• Task directions
Check each line of the listing below for the string "JSON", then copy every line that has it.

• Record extracts

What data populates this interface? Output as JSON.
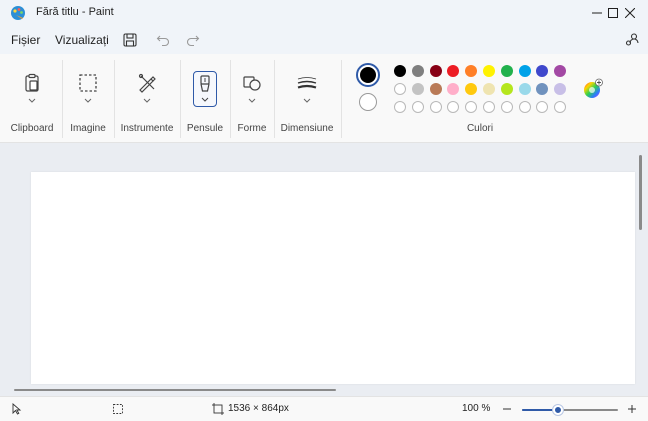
{
  "window": {
    "title": "Fără titlu - Paint",
    "app_icon": "paint-palette-icon"
  },
  "menu": {
    "file_label": "Fișier",
    "view_label": "Vizualizați",
    "icons": [
      "save-icon",
      "undo-icon",
      "redo-icon",
      "account-settings-icon"
    ]
  },
  "ribbon": {
    "groups": [
      {
        "label": "Clipboard",
        "icon": "clipboard-icon"
      },
      {
        "label": "Imagine",
        "icon": "selection-icon"
      },
      {
        "label": "Instrumente",
        "icon": "tools-icon"
      },
      {
        "label": "Pensule",
        "icon": "brush-icon",
        "selected": true
      },
      {
        "label": "Forme",
        "icon": "shapes-icon"
      },
      {
        "label": "Dimensiune",
        "icon": "stroke-size-icon"
      }
    ],
    "colors_label": "Culori",
    "primary_color": "#000000",
    "secondary_color": "#ffffff",
    "palette_row1": [
      "#000000",
      "#7f7f7f",
      "#880015",
      "#ed1c24",
      "#ff7f27",
      "#fff200",
      "#22b14c",
      "#00a2e8",
      "#3f48cc",
      "#a349a4"
    ],
    "palette_row2": [
      "#ffffff",
      "#c3c3c3",
      "#b97a57",
      "#ffaec9",
      "#ffc90e",
      "#efe4b0",
      "#b5e61d",
      "#99d9ea",
      "#7092be",
      "#c8bfe7"
    ],
    "palette_row3_count": 10,
    "edit_colors_icon": "color-wheel-icon"
  },
  "status": {
    "pointer_icon": "cursor-icon",
    "selection_icon": "selection-size-icon",
    "canvas_size_icon": "canvas-size-icon",
    "canvas_size": "1536 × 864px",
    "zoom": "100 %",
    "zoom_level": 0.38,
    "zoom_out_icon": "zoom-out-icon",
    "zoom_in_icon": "zoom-in-icon"
  }
}
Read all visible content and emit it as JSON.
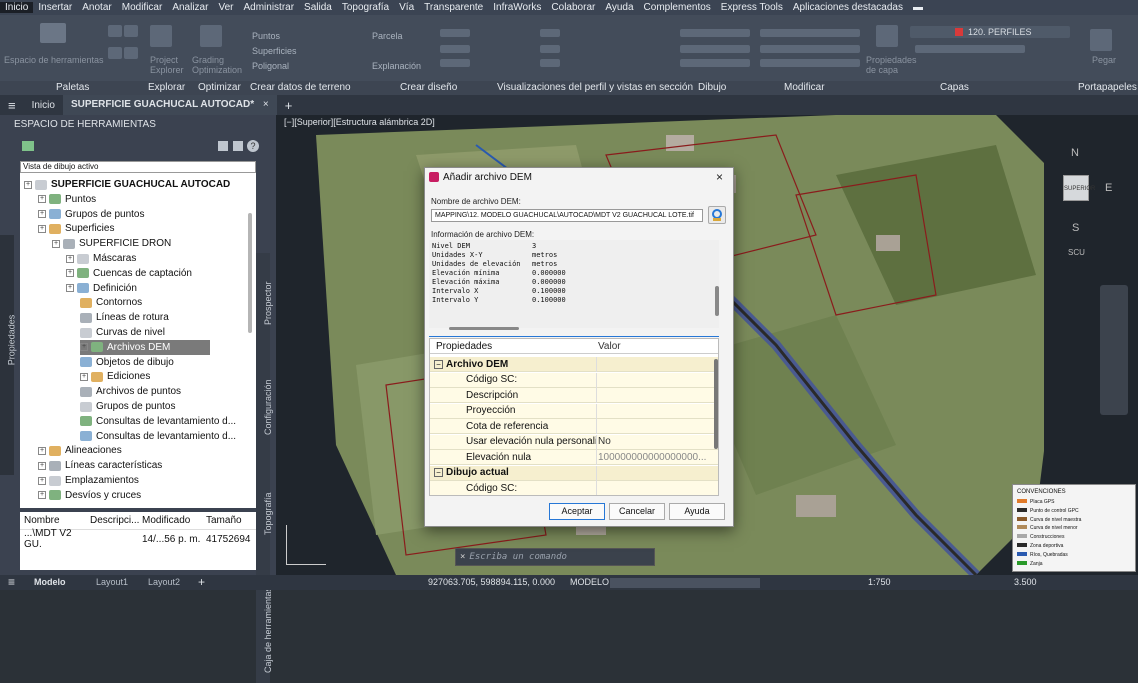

• Response box
What data populates this interface? Output as JSON.
Read all visible content and emit it as JSON.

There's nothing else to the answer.